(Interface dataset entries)
□ □ □ □ □
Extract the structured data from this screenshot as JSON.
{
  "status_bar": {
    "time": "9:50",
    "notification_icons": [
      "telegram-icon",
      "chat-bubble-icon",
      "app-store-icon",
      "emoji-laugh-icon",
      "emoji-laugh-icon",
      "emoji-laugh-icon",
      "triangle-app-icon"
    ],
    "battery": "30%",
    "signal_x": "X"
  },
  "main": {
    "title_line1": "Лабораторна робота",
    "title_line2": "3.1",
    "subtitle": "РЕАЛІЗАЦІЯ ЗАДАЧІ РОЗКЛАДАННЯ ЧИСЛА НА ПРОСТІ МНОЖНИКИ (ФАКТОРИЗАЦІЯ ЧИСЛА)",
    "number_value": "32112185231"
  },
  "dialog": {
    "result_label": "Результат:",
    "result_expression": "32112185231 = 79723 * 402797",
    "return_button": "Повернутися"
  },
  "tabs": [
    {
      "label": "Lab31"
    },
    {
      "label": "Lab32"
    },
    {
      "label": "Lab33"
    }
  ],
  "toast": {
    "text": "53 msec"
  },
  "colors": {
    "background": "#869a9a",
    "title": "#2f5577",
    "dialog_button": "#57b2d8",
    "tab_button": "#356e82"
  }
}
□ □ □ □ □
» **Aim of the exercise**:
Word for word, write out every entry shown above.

» **Expected answer**:
Extract the structured data from this screenshot as JSON.
{
  "status_bar": {
    "time": "9:50",
    "notification_icons": [
      "telegram-icon",
      "chat-bubble-icon",
      "app-store-icon",
      "emoji-laugh-icon",
      "emoji-laugh-icon",
      "emoji-laugh-icon",
      "triangle-app-icon"
    ],
    "battery": "30%",
    "signal_x": "X"
  },
  "main": {
    "title_line1": "Лабораторна робота",
    "title_line2": "3.1",
    "subtitle": "РЕАЛІЗАЦІЯ ЗАДАЧІ РОЗКЛАДАННЯ ЧИСЛА НА ПРОСТІ МНОЖНИКИ (ФАКТОРИЗАЦІЯ ЧИСЛА)",
    "number_value": "32112185231"
  },
  "dialog": {
    "result_label": "Результат:",
    "result_expression": "32112185231 = 79723 * 402797",
    "return_button": "Повернутися"
  },
  "tabs": [
    {
      "label": "Lab31"
    },
    {
      "label": "Lab32"
    },
    {
      "label": "Lab33"
    }
  ],
  "toast": {
    "text": "53 msec"
  },
  "colors": {
    "background": "#869a9a",
    "title": "#2f5577",
    "dialog_button": "#57b2d8",
    "tab_button": "#356e82"
  }
}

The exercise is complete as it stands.